Purpose: The purpose of this paper is to assess frailty, geriatric conditions and multimorbidity in people experiencing homelessness (PEH) using holistic evaluations based on comprehensive geriatric assessment (CGA) and draw comparisons with general population survey data. Design/methodology/approach: Cross-sectional observational study conducted in a London-based hostel for single PEH over 30 years old in March–April 2019. The participants and key workers completed health-related questionnaires, and geriatric conditions were identified using standardised assessments. Frailty was defined according to five criteria in Fried’s phenotype model and multimorbidity as the presence of two or more long-term conditions (LTCs). Comparisons with the general population were made using data from the English Longitudinal Study of Ageing and the Health Survey for England. Findings: A total of 33 people participated with a mean age of 55.7 years (range 38–74). Frailty was identified in 55% and pre-frailty in 39%. Participants met an average of 2.6/5 frailty criteria, comparable to 89-year-olds in the general population. The most common geriatric conditions were: falls (in 61%), visual impairment (61%), low grip strength (61%), mobility impairment (52%) and cognitive impairment (45%). All participants had multimorbidity. The average of 7.2 LTCs (range 2–14) per study participant far exceeds the average for even the oldest people in the general population. Originality/value: To the best of authors’ knowledge, this is the first UK-based study measuring frailty and geriatric conditions in PEH and the first anywhere to do so within a CGA-type evaluation. It also demonstrates the feasibility of conducting holistic evaluations in this setting, which may be used clinically to improve the health outcomes for PEH.
Bibliographical noteFunding Information:
Funding: While the study received no direct funding, Briony F. Hudson used £330 to purchase supermarket vouchers for the study, using funds from a UCL Excellence in Health Research Award she had previously been awarded and an additional £2000 from this award to contribute to publication costs. The lead author Raphael Rogans-Watson received no funding. Caroline Shulman, Megan Armstrong and Briony F. Hudson are funded by a grant from The Oak Foundation (OCAY-14–574), and Dan Lewer is funded by National Institute for Health Research (NIHR), (DRF-2018–11-ST2-016). Both grants were awarded prior to the conception of this study and neither organisation had any role in the design, execution, analysis and interpretation of data or writing of the study, and the views expressed are those of the authors alone and do not necessarily reflect the views of either organisation.

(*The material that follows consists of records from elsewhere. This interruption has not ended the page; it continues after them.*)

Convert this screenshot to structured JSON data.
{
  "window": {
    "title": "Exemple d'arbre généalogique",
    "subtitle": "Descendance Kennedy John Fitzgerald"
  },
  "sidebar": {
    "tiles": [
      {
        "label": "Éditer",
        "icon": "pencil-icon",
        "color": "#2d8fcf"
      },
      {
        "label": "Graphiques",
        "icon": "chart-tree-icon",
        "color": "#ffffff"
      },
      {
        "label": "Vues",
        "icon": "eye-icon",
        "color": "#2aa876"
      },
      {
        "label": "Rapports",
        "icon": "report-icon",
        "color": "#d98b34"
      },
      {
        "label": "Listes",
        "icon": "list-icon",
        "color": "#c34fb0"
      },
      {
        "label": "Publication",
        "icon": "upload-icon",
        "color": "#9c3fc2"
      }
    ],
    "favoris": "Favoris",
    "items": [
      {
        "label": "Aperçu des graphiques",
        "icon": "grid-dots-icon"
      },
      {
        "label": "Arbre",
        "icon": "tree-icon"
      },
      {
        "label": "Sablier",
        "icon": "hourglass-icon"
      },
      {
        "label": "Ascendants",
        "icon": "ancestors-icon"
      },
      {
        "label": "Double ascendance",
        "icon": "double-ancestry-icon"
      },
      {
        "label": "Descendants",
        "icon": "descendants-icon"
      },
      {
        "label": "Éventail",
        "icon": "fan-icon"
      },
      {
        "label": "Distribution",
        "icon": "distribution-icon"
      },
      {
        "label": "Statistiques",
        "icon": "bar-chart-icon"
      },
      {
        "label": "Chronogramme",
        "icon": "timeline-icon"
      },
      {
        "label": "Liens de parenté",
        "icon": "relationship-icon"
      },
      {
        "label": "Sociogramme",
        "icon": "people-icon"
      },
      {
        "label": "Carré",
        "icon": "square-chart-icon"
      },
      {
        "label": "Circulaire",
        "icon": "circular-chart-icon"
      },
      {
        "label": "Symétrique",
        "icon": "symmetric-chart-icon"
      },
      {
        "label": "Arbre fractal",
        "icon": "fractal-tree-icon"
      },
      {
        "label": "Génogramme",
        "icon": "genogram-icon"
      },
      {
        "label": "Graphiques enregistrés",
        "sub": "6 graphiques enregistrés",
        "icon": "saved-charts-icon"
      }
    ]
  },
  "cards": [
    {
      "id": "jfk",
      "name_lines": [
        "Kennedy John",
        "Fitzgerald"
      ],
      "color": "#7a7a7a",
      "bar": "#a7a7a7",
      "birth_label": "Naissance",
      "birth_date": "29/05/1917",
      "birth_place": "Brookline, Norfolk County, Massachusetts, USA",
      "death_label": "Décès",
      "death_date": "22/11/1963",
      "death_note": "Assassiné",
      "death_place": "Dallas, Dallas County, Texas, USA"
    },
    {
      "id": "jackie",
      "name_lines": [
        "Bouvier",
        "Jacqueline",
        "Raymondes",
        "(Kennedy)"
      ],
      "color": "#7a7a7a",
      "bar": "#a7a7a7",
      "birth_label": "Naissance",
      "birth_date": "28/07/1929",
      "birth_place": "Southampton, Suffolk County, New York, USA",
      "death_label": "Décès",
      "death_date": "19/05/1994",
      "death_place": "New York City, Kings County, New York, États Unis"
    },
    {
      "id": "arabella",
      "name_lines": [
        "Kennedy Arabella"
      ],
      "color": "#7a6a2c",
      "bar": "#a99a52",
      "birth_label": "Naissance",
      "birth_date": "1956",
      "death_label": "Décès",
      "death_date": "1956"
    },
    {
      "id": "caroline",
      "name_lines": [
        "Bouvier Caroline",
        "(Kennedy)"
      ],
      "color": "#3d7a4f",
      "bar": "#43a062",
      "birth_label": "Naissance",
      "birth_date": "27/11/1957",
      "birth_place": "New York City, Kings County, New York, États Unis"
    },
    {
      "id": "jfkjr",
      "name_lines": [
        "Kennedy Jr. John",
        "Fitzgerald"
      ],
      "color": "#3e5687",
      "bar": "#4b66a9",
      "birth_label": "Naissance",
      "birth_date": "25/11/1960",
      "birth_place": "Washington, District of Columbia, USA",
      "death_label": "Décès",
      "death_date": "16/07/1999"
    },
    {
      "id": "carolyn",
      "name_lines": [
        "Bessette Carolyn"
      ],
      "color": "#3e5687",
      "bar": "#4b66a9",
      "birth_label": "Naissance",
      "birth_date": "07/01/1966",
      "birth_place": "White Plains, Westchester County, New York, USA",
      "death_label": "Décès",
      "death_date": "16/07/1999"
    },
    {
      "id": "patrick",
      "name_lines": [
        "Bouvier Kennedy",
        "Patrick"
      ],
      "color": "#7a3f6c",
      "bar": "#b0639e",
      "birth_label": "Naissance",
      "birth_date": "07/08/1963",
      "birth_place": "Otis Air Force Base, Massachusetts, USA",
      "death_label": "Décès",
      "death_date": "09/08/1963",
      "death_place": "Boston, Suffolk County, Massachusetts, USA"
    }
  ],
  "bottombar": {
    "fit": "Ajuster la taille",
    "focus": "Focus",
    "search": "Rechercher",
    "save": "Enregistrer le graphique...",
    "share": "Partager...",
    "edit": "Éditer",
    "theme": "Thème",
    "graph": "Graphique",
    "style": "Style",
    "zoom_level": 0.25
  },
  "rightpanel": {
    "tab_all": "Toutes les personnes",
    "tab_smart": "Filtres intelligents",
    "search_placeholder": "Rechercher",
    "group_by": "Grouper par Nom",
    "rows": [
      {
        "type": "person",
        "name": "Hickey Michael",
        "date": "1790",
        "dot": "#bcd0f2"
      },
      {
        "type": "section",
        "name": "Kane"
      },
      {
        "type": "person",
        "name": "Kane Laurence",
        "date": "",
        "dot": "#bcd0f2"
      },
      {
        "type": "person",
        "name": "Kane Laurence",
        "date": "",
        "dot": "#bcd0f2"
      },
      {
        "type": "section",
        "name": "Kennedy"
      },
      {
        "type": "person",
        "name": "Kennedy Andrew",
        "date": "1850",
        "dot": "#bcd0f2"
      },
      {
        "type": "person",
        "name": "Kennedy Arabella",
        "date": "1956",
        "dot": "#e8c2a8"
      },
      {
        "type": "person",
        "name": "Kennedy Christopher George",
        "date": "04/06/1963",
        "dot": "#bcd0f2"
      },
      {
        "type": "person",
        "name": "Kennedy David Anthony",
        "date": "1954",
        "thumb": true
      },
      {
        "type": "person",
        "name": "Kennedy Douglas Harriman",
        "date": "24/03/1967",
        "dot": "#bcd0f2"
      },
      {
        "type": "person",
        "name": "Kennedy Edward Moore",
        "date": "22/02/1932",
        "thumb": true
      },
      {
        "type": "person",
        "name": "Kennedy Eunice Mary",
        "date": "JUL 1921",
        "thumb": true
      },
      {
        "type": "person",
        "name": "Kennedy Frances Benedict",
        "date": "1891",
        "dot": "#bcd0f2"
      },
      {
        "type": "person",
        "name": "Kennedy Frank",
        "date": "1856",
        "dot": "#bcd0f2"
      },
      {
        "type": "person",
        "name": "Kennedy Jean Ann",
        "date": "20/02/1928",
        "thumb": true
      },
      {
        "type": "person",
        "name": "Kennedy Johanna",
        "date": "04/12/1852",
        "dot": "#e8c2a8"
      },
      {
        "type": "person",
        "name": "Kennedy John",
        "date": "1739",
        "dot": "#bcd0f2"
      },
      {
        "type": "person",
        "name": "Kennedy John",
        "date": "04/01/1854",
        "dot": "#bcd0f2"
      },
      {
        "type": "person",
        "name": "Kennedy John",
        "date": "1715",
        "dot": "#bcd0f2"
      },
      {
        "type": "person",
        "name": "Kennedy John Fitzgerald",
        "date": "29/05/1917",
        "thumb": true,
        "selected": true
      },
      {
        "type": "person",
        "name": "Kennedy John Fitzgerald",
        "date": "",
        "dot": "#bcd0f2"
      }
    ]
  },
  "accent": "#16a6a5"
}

All five authors had full access to all of the data (including statistical reports and tables) in the study and can take responsibility for the integrity of the data and the accuracy of the data analysis.
© 2020, Raphael Rogans-Watson, Caroline Shulman, Dan Lewer, Megan Armstrong and Briony Hudson.
- Geriatric conditions
- Inclusion health